The records:
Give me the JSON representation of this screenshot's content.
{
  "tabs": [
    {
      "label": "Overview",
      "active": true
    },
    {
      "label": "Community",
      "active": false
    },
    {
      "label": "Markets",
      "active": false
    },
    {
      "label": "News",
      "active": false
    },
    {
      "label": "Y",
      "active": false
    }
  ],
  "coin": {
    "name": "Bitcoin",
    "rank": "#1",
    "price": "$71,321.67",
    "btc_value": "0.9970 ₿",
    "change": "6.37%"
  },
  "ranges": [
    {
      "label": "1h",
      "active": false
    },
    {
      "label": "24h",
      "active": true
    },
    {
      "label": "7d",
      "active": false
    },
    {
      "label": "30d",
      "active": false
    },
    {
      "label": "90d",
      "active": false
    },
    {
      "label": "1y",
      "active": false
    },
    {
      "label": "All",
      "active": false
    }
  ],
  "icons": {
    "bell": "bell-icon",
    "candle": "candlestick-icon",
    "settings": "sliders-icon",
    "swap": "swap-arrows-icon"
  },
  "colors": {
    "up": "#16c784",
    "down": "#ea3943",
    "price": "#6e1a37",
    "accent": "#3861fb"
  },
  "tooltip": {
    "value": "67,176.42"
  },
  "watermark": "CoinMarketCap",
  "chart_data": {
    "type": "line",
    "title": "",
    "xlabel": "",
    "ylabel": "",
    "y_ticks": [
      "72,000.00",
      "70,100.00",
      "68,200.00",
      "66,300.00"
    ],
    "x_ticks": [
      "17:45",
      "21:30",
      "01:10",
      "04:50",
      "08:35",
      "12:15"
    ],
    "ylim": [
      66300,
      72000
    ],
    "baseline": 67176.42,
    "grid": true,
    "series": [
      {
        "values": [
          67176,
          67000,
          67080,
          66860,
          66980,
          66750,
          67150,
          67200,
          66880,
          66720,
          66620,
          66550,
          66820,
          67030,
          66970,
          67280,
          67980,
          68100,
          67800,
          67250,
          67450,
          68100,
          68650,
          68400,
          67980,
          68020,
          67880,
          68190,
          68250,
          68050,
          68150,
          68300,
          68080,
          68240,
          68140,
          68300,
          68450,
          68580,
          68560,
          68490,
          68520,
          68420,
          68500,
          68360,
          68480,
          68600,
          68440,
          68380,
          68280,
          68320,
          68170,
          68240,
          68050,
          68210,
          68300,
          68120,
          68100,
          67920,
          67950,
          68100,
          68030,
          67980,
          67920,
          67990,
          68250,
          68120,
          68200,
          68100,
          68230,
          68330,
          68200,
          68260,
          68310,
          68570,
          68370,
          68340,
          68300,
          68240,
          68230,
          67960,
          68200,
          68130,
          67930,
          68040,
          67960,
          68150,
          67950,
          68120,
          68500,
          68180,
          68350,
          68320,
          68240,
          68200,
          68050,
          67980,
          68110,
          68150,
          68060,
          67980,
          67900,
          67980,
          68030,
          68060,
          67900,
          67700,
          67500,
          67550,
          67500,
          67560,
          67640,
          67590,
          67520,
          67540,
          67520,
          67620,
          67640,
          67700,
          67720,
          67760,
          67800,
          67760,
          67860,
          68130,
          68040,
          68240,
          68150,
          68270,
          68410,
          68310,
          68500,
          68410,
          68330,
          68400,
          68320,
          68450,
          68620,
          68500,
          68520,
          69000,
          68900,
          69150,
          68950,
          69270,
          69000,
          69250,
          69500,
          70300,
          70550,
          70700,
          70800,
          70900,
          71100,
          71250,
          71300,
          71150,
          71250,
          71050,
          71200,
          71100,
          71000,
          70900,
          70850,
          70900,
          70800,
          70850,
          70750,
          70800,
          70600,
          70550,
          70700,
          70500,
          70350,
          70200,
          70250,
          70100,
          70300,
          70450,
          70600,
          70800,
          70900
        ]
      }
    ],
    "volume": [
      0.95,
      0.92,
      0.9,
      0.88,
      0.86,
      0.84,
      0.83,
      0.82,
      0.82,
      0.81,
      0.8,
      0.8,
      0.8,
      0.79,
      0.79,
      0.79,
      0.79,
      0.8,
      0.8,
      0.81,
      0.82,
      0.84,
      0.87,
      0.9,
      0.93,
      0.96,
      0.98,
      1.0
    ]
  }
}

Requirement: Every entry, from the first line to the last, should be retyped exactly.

Result for this task:
Give me the JSON representation of this screenshot's content.
{
  "tabs": [
    {
      "label": "Overview",
      "active": true
    },
    {
      "label": "Community",
      "active": false
    },
    {
      "label": "Markets",
      "active": false
    },
    {
      "label": "News",
      "active": false
    },
    {
      "label": "Y",
      "active": false
    }
  ],
  "coin": {
    "name": "Bitcoin",
    "rank": "#1",
    "price": "$71,321.67",
    "btc_value": "0.9970 ₿",
    "change": "6.37%"
  },
  "ranges": [
    {
      "label": "1h",
      "active": false
    },
    {
      "label": "24h",
      "active": true
    },
    {
      "label": "7d",
      "active": false
    },
    {
      "label": "30d",
      "active": false
    },
    {
      "label": "90d",
      "active": false
    },
    {
      "label": "1y",
      "active": false
    },
    {
      "label": "All",
      "active": false
    }
  ],
  "icons": {
    "bell": "bell-icon",
    "candle": "candlestick-icon",
    "settings": "sliders-icon",
    "swap": "swap-arrows-icon"
  },
  "colors": {
    "up": "#16c784",
    "down": "#ea3943",
    "price": "#6e1a37",
    "accent": "#3861fb"
  },
  "tooltip": {
    "value": "67,176.42"
  },
  "watermark": "CoinMarketCap",
  "chart_data": {
    "type": "line",
    "title": "",
    "xlabel": "",
    "ylabel": "",
    "y_ticks": [
      "72,000.00",
      "70,100.00",
      "68,200.00",
      "66,300.00"
    ],
    "x_ticks": [
      "17:45",
      "21:30",
      "01:10",
      "04:50",
      "08:35",
      "12:15"
    ],
    "ylim": [
      66300,
      72000
    ],
    "baseline": 67176.42,
    "grid": true,
    "series": [
      {
        "values": [
          67176,
          67000,
          67080,
          66860,
          66980,
          66750,
          67150,
          67200,
          66880,
          66720,
          66620,
          66550,
          66820,
          67030,
          66970,
          67280,
          67980,
          68100,
          67800,
          67250,
          67450,
          68100,
          68650,
          68400,
          67980,
          68020,
          67880,
          68190,
          68250,
          68050,
          68150,
          68300,
          68080,
          68240,
          68140,
          68300,
          68450,
          68580,
          68560,
          68490,
          68520,
          68420,
          68500,
          68360,
          68480,
          68600,
          68440,
          68380,
          68280,
          68320,
          68170,
          68240,
          68050,
          68210,
          68300,
          68120,
          68100,
          67920,
          67950,
          68100,
          68030,
          67980,
          67920,
          67990,
          68250,
          68120,
          68200,
          68100,
          68230,
          68330,
          68200,
          68260,
          68310,
          68570,
          68370,
          68340,
          68300,
          68240,
          68230,
          67960,
          68200,
          68130,
          67930,
          68040,
          67960,
          68150,
          67950,
          68120,
          68500,
          68180,
          68350,
          68320,
          68240,
          68200,
          68050,
          67980,
          68110,
          68150,
          68060,
          67980,
          67900,
          67980,
          68030,
          68060,
          67900,
          67700,
          67500,
          67550,
          67500,
          67560,
          67640,
          67590,
          67520,
          67540,
          67520,
          67620,
          67640,
          67700,
          67720,
          67760,
          67800,
          67760,
          67860,
          68130,
          68040,
          68240,
          68150,
          68270,
          68410,
          68310,
          68500,
          68410,
          68330,
          68400,
          68320,
          68450,
          68620,
          68500,
          68520,
          69000,
          68900,
          69150,
          68950,
          69270,
          69000,
          69250,
          69500,
          70300,
          70550,
          70700,
          70800,
          70900,
          71100,
          71250,
          71300,
          71150,
          71250,
          71050,
          71200,
          71100,
          71000,
          70900,
          70850,
          70900,
          70800,
          70850,
          70750,
          70800,
          70600,
          70550,
          70700,
          70500,
          70350,
          70200,
          70250,
          70100,
          70300,
          70450,
          70600,
          70800,
          70900
        ]
      }
    ],
    "volume": [
      0.95,
      0.92,
      0.9,
      0.88,
      0.86,
      0.84,
      0.83,
      0.82,
      0.82,
      0.81,
      0.8,
      0.8,
      0.8,
      0.79,
      0.79,
      0.79,
      0.79,
      0.8,
      0.8,
      0.81,
      0.82,
      0.84,
      0.87,
      0.9,
      0.93,
      0.96,
      0.98,
      1.0
    ]
  }
}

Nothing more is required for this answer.